Trudeau first introduced the Canada Emergency Student Benefit last week. The proposed program would provide students $1,250 per month from May to August (retroactive to May 1st). That will go up to $1,750 if the student is taking care of someone or if they have a disability. Students will be eligible even if they make $1,000 per month at a part time job.
Trudeau says students, helping in the fight against COVID-19 this summer, will soon be eligible for the grant. “If you can’t find a job this summer, but want to contribute in the fight against COVID-19, we’re going to make sure that you have support, too,” said Trudeau.
The Prime Minister spoke about extending scholarships and fellowships to graduate students and those conducting research. He also talked about doubling students grants for 2020/2021 – something Trudeau previously announced.
Wednesday’s news conference was brief as MP’s get set for today’s House of Commons sitting. The Prime Minister was asked about a few other pressing issues, including Canada’s meat plants. This comes on the heels of what happened south of the border.
While Trudeau had previously said he doesn’t expect a domestic shortage, the price of meat could go up. He said that after a very large processing plant in Alberta shut itself down following a COVID-19 outbreak.
“We are not, at this point, anticipating shortages of beef, but prices might go up. We will, of course, be monitoring that very, very carefully,” said Trudeau.
Will Canada mandate meat plants stay open?
US President Donald Trump signed an executive order Tuesday under the Defense Production Act to compel meat processing plants to remain open amid the pandemic.
The Prime Minister was asked today if Canada is also considering mandating meat plants to stay open? Trudeau said the government has to continue to make sure supply chains keep functioning, “but that workers are kept safe.”
“Agricultural Canada is very much on this issue. We need to stay vigilant because of the disruptions in many sectors of our economy,” said Trudeau.

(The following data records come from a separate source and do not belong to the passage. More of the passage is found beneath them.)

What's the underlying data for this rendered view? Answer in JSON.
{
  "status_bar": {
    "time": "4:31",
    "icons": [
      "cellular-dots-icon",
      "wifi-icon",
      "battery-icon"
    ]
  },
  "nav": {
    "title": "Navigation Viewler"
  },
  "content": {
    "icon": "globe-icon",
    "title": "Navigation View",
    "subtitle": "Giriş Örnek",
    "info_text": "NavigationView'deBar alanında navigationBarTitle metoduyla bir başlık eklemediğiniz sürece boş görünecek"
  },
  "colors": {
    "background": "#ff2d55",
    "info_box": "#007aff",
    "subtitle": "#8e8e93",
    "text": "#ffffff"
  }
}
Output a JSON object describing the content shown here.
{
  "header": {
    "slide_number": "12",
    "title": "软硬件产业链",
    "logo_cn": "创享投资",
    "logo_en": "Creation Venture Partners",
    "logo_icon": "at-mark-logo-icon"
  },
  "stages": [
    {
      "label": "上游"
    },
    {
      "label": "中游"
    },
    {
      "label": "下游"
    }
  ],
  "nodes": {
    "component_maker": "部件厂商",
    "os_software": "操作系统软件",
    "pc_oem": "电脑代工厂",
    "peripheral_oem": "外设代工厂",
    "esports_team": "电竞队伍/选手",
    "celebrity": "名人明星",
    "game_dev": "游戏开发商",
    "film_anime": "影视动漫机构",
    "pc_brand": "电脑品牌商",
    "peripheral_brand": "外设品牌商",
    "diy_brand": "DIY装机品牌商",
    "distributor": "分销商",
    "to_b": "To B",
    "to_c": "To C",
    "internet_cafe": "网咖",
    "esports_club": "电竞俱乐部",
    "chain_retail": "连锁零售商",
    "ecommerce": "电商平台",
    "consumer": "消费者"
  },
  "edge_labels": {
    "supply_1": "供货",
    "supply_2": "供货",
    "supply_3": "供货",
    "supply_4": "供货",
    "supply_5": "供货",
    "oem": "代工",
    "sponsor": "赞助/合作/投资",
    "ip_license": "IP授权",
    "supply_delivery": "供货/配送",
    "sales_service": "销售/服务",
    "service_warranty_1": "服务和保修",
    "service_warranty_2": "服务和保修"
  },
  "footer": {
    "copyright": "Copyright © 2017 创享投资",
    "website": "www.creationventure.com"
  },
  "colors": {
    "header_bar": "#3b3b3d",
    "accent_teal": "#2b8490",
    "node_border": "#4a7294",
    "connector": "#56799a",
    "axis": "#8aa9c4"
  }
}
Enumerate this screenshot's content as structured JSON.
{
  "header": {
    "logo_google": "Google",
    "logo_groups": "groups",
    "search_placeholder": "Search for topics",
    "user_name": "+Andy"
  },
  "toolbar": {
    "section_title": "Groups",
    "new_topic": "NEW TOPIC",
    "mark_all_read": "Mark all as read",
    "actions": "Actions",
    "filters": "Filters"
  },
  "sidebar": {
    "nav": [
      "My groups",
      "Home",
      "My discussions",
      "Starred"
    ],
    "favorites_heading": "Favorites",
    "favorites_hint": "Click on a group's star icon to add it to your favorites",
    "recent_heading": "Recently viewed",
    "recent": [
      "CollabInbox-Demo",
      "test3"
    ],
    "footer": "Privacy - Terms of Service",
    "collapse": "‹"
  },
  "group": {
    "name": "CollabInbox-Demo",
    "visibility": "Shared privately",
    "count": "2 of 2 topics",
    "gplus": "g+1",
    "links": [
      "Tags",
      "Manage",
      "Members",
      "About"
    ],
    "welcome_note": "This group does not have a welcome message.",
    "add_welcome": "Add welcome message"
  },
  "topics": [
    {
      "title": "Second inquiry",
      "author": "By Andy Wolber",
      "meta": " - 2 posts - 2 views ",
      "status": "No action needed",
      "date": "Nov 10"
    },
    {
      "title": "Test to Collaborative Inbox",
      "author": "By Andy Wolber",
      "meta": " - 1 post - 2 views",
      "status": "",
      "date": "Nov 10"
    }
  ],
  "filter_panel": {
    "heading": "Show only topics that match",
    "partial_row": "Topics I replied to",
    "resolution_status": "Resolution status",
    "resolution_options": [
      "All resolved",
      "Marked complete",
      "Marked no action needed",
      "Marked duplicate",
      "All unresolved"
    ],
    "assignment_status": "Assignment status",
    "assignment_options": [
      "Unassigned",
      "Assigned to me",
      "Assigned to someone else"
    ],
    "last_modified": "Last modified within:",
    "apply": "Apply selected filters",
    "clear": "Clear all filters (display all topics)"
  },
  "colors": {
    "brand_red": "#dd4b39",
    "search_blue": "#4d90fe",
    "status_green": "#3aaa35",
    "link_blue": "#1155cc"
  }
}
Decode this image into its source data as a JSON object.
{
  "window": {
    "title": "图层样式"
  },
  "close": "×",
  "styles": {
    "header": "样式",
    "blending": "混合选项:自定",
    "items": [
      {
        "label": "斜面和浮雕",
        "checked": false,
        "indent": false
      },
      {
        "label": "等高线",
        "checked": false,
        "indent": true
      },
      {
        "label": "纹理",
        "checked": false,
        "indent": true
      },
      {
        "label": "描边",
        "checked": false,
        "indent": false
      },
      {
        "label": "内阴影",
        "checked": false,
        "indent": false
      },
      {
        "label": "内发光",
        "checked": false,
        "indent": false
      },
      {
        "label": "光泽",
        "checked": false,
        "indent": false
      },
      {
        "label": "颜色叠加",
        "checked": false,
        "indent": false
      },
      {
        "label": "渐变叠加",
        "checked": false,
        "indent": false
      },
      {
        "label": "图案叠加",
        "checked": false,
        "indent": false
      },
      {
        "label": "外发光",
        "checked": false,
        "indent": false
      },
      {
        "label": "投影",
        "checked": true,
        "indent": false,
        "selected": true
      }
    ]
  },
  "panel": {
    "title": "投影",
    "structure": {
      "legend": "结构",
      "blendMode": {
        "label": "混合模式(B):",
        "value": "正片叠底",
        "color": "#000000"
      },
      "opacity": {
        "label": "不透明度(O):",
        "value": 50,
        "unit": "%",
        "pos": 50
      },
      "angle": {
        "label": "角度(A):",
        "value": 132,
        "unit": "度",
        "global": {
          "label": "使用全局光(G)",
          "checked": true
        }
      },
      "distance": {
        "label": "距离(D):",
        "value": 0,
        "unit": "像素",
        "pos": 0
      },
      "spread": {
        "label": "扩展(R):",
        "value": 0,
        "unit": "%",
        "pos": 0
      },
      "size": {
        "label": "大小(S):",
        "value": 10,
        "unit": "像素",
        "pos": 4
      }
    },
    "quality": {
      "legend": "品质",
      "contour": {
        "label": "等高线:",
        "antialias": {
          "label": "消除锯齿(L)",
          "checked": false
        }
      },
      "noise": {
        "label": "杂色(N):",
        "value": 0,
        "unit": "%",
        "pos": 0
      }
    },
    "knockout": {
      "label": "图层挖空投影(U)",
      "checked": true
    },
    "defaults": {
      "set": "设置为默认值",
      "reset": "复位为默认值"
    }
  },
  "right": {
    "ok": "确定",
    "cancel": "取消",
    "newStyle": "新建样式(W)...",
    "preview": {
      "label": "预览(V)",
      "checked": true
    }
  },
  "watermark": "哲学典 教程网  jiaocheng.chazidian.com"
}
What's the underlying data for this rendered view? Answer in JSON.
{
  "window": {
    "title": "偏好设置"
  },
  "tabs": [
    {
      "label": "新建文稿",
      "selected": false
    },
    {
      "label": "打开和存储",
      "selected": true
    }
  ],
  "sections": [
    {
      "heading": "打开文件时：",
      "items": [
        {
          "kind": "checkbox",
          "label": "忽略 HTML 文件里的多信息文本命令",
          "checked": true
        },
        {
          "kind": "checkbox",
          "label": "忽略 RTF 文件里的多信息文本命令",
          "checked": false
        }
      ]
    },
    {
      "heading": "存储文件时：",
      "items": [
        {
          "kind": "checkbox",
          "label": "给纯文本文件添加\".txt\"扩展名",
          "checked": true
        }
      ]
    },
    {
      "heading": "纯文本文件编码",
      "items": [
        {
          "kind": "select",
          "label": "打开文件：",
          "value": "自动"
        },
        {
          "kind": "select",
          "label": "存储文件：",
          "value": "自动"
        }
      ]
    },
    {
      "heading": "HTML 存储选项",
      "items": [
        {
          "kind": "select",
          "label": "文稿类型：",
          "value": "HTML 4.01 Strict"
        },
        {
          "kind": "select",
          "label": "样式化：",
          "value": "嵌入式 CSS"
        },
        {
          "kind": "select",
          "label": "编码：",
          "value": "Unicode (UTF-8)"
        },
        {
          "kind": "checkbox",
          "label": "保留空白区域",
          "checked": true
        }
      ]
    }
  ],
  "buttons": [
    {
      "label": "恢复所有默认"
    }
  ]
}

“The preoccupation and the challenges we’re facing isn’t around the safety of the food we produce but the workers in those plants because of COVID-19, and that requires a little more work and little more coordination,” added Trudeau.